* [ASSIGNED TASK]: Here is a set of records. Copy them all exactly.

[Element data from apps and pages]

----------------

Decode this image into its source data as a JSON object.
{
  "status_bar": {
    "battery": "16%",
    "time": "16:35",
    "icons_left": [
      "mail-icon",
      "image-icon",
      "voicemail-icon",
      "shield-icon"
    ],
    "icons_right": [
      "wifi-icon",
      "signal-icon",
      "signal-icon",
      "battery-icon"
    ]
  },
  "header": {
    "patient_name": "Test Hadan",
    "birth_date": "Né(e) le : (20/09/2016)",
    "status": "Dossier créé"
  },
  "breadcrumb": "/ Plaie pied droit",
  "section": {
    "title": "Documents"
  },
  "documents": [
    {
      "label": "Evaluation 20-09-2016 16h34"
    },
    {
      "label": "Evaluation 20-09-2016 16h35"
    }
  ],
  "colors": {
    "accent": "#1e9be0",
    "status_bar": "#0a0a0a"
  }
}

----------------

* [COMPLETED TASK]:
Decode this image into its source data as a JSON object.
{
  "status_bar": {
    "battery": "16%",
    "time": "16:35",
    "icons_left": [
      "mail-icon",
      "image-icon",
      "voicemail-icon",
      "shield-icon"
    ],
    "icons_right": [
      "wifi-icon",
      "signal-icon",
      "signal-icon",
      "battery-icon"
    ]
  },
  "header": {
    "patient_name": "Test Hadan",
    "birth_date": "Né(e) le : (20/09/2016)",
    "status": "Dossier créé"
  },
  "breadcrumb": "/ Plaie pied droit",
  "section": {
    "title": "Documents"
  },
  "documents": [
    {
      "label": "Evaluation 20-09-2016 16h34"
    },
    {
      "label": "Evaluation 20-09-2016 16h35"
    }
  ],
  "colors": {
    "accent": "#1e9be0",
    "status_bar": "#0a0a0a"
  }
}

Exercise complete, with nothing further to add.